Citizens for Greater Idaho, a sister group of Move Oregon’s Border, announced that they will be bringing hundreds of citizens to attend the August 4 Crook County Court meeting to confront county commissioners on their reluctance to refer a non-binding advisory question to the November 2021 ballot.  This is the last meeting before the deadline for referring measures to the November 2021 ballot.  Move Oregon’s Border‘s ballot initiative was not given permission to circulate by the county, so in June Citizens for Greater Idaho began collecting Crook County signatures and email addresses on an unofficial list of proponents.  Citizens for Greater Idaho announced they already have 1200 email addresses of Crook County citizens who want to vote on the issue, which will be used to invite citizens to the meeting. For more information on the Crook County Court meeting, visit
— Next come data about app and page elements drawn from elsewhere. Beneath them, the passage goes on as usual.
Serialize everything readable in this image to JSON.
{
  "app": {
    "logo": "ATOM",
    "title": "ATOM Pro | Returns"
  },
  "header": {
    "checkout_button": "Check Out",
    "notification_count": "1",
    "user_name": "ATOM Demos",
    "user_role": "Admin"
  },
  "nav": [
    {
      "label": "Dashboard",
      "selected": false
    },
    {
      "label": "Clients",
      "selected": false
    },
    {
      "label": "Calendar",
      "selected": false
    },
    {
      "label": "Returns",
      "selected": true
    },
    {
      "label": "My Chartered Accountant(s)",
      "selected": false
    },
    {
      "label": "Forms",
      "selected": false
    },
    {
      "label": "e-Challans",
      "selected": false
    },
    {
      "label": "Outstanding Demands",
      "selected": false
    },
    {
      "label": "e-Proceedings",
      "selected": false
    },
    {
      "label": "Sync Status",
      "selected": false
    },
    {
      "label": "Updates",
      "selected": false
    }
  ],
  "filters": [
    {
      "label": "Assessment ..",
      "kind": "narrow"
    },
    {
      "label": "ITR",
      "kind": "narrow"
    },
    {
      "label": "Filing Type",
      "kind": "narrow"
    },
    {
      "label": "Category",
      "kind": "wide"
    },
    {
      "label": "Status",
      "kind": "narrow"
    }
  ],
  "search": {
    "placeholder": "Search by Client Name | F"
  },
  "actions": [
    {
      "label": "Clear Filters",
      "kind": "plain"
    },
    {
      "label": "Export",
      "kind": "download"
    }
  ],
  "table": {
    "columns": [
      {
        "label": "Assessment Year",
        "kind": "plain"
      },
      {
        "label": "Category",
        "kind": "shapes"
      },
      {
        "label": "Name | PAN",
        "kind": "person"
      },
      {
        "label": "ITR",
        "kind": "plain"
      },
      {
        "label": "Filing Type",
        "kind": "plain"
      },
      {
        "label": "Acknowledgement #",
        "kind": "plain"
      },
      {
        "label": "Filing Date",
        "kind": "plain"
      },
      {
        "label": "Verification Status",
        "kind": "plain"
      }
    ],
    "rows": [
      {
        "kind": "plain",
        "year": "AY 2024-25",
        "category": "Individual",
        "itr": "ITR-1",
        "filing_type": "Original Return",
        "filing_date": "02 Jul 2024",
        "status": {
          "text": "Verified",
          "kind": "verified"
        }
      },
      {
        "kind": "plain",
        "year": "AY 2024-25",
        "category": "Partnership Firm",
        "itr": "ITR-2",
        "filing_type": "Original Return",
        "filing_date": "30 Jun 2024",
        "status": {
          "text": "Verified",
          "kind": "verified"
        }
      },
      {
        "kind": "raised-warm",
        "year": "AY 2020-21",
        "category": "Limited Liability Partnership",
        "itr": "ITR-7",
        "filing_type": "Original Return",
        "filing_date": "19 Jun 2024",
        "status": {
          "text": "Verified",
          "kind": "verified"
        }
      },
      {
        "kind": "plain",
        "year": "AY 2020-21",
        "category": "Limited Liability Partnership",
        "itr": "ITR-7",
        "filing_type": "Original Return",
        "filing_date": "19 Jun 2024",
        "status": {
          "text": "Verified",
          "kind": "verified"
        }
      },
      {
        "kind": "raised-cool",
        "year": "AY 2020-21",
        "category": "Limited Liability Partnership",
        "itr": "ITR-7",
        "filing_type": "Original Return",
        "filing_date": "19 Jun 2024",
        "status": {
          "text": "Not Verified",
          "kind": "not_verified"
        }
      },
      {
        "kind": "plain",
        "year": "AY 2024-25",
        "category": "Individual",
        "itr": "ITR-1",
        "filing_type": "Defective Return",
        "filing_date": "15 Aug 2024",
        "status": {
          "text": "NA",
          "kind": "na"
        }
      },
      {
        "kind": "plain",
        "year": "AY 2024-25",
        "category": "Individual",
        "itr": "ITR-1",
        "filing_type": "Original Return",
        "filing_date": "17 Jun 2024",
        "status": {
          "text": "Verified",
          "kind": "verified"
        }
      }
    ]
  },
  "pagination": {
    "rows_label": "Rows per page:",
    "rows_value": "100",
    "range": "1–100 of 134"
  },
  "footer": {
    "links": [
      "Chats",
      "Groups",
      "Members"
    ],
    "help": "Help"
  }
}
Approximately fifty supporters of Greater Idaho attended the April 21 Crook County meeting.  At that meeting, a member of the Crook County Court, Judge Seth Crawford, asserted that the Court has no authority to refer a non-binding advisory question to the ballot.  Subsequently, the Court had a Portland lawyer, Peter O. Watts, issue a letter listing irrelevant cases to justify this position. However, the letter doesn’t mention the longstanding guidance of the Attorney General of Oregon that all Oregon counties have the authority to refer non-binding advisory questions to county ballots, which was subsequently acknowledged by that lawyer in an email. Indeed, the Douglas County Board of Commissioners referred an advisory question to their November 2020 ballot, as other counties have done earlier.

In June, Crook County residents entered a float into the local rodeo parade asking the County Court to let the county vote on the Greater Idaho issue.

Grant County Court’s first mandated meeting on Greater Idaho is August 4

As required by the measure approved by Grant County voters in May, the Grant County Court will meet August 4 at 9 AM to discuss the “Greater Idaho” concept of moving the Oregon/Idaho border. The public is invited to attend in person at the Courthouse in Canyon City to provide comments on the idea.